Also leveraging its multichannel expertise to grow sales both online and in stores is Christopher & Banks Corp., No. 403 in the Internet Retailer Top 500 Guide. To compete against retailers like J.C. Penney Co. Inc. and Macy's Inc., Christopher & Banks has deployed new online gift centers that are increasing click-through rates on its e-commerce sites. That web feature also expands product offerings in stores, as shoppers can check computer monitors for suggested gift arrangements.
The multichannel strategy, launched earlier this year, boosted click-through rates in a special Mother's Day gift center on ChristopherBanks.com, the retailer's main e-commerce site, and cjbanks.com, its plus-size women's apparel site. "It also drove more store sales," says Monica Dahl, senior vice president of planning, allocation and e-commerce.
She adds, "2009 will be the first holiday shopping season that we've had this multichannel functionality, and we believe there will be a myriad of benefits." Christopher & Banks operates its e-commerce sites on a platform developed and hosted by GSI Commerce Inc.
The retailer is also beginning to test self-service online kiosks in stores, in addition to existing monitors on checkout counters that promote displays of merchandise not available in stores.
Bringing the e-commerce experience into stores, where shoppers can place online orders for items not available in the store, Dahl says, is helping Christopher & Banks compete against larger rivals by increasing selection without expanding in-store inventory. "This allows us to say 'yes' to every customer, and to show them entire assortments of products they otherwise wouldn't have seen in the store," she says.
Carrying out an e-retailing strategy that can compete effectively against the largest retailers requires the right mix of technology that can help a relatively small retailer stand out against the behemoths with much greater resources.
One advantage small retailers have to start off, Redlich says, is the ability to view and compare the merchandising and marketing strategies across the e-retailing industry. "The great thing about the Internet is that everything is visible," he says.
The challenge is to adopt growth strategies that match a small retailer's resources.

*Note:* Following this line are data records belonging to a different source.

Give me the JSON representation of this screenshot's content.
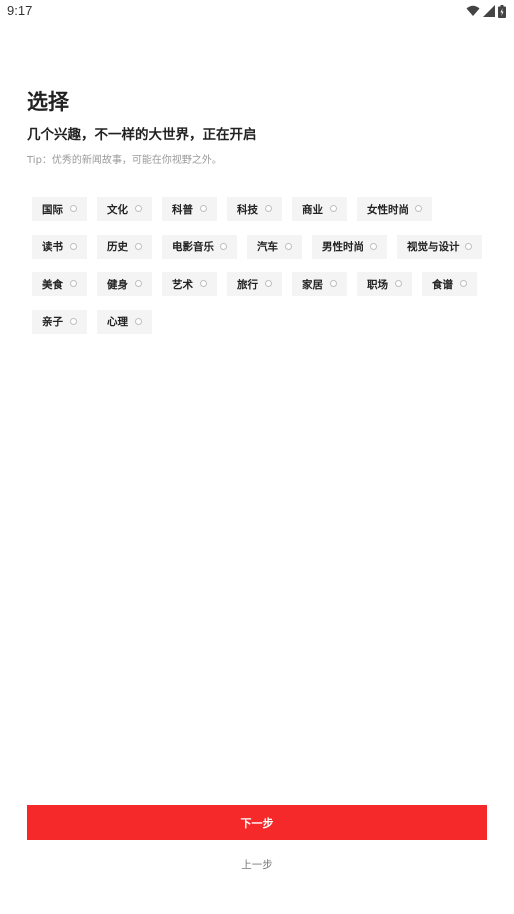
{
  "status_bar": {
    "time": "9:17",
    "icons": [
      "wifi-icon",
      "signal-icon",
      "battery-icon"
    ]
  },
  "header": {
    "title": "选择",
    "subtitle": "几个兴趣，不一样的大世界，正在开启",
    "tip": "Tip：优秀的新闻故事，可能在你视野之外。"
  },
  "tags": [
    [
      "国际",
      "文化",
      "科普",
      "科技",
      "商业",
      "女性时尚"
    ],
    [
      "读书",
      "历史",
      "电影音乐",
      "汽车",
      "男性时尚",
      "视觉与设计"
    ],
    [
      "美食",
      "健身",
      "艺术",
      "旅行",
      "家居",
      "职场",
      "食谱"
    ],
    [
      "亲子",
      "心理"
    ]
  ],
  "footer": {
    "next_label": "下一步",
    "prev_label": "上一步"
  },
  "colors": {
    "accent": "#f5282a",
    "tag_bg": "#f4f4f4",
    "tip_text": "#9a9a9a"
  }
}
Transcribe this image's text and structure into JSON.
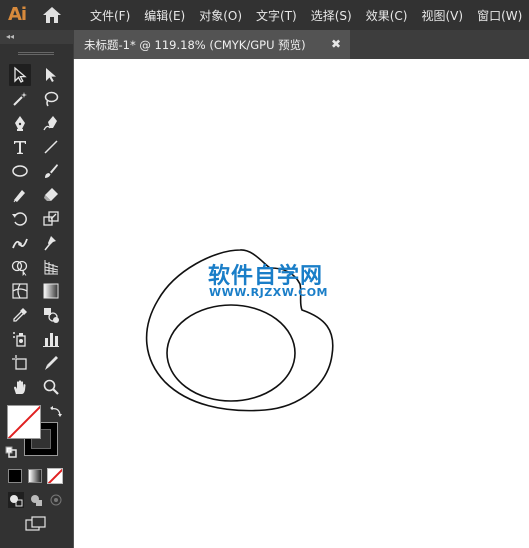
{
  "app": {
    "logo": "Ai"
  },
  "menu": [
    {
      "label": "文件(F)"
    },
    {
      "label": "编辑(E)"
    },
    {
      "label": "对象(O)"
    },
    {
      "label": "文字(T)"
    },
    {
      "label": "选择(S)"
    },
    {
      "label": "效果(C)"
    },
    {
      "label": "视图(V)"
    },
    {
      "label": "窗口(W)"
    }
  ],
  "document_tab": {
    "title": "未标题-1* @ 119.18% (CMYK/GPU 预览)",
    "close": "✖"
  },
  "toolbar_collapse": "◂◂",
  "canvas": {
    "watermark_title": "软件自学网",
    "watermark_url": "WWW.RJZXW.COM"
  },
  "colors": {
    "accent": "#d88a3c",
    "watermark": "#1a7ec8",
    "panel": "#323232",
    "workspace": "#535353"
  }
}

ReStockit operates on a homegrown e-commerce platform based on ASP.net, a web site development technology that Microsoft Corp. makes available for free to developers who use Microsoft's .Net technology environment.
While also developing its own personalization and cross-selling applications, the retailer has selectively chosen commercial technology that it figures add more value than it could develop in-house. These include: Omniture Inc.'s Test and Target analytics and page optimization, Silverpop e-mail marketing, Bold Software's BoldChat live chat application, and Endeca Technologies Inc.'s site search and navigation system, which ReStockit gets at a discounted rate through marketing services and software reseller ThinkMedia Inc.
Rock Bottom expects to continue growing on its Yahoo Merchant Solutions platform, commonly known as Yahoo Store, Schwank says, but it also works with ChannelAdvisor Corp. to extend its market reach with product listings on eBay.com, Amazon.com and comparison shopping engines.
With its combination of e-commerce technology and strategies for engaging shoppers, Rock Bottom figures it has a good chance of catching up to its larger rivals in good economic times or bad. "We don't quite get the business they get yet," Schwank says. "But we're coming after them."